Element data from apps and pages:
=== Begin Enclosure ===

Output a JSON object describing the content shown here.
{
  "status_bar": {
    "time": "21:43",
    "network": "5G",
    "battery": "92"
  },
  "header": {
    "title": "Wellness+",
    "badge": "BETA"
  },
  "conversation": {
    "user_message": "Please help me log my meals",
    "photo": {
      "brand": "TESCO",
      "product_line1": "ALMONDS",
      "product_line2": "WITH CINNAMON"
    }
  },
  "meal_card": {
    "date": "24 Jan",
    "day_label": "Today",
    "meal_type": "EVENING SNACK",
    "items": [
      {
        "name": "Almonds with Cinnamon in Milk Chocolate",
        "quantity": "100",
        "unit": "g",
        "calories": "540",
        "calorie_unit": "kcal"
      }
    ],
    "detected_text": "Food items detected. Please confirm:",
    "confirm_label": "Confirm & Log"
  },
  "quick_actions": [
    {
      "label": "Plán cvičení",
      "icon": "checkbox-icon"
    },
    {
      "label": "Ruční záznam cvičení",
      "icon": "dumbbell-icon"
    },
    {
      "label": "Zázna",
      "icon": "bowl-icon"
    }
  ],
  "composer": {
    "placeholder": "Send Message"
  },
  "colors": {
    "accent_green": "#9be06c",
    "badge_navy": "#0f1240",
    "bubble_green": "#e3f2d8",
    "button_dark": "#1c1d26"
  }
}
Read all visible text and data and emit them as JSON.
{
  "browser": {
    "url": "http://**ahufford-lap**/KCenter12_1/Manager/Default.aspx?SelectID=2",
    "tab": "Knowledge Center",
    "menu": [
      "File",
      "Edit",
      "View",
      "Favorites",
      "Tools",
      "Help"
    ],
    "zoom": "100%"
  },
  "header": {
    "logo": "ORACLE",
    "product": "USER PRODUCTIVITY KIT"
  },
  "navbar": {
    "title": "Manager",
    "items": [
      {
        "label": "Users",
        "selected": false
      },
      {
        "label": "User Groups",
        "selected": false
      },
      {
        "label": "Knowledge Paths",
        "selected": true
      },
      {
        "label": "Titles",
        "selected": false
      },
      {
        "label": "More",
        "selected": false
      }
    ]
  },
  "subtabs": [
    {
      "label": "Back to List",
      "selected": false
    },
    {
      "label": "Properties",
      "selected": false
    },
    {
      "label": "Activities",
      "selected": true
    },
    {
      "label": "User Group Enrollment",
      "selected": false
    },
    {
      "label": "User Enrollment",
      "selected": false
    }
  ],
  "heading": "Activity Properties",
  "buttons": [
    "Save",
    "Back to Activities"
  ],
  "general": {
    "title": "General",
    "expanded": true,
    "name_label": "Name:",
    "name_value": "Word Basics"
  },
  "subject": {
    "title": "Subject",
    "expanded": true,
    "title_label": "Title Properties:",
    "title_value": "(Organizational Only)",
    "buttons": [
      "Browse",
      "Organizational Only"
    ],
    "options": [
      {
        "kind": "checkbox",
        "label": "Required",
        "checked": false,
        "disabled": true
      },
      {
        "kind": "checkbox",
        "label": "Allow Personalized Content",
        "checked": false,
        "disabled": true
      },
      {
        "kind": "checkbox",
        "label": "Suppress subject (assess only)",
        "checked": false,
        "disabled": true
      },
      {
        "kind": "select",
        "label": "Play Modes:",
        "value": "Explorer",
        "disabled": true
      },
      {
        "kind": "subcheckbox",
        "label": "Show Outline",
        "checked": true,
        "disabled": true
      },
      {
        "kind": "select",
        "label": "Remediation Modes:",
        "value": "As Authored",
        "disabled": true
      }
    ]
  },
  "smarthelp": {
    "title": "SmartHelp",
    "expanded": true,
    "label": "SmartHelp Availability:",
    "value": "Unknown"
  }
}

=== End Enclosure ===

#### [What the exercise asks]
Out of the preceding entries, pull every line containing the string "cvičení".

#### [Solution for this problem]
      "label": "Plán cvičení",
      "label": "Ruční záznam cvičení",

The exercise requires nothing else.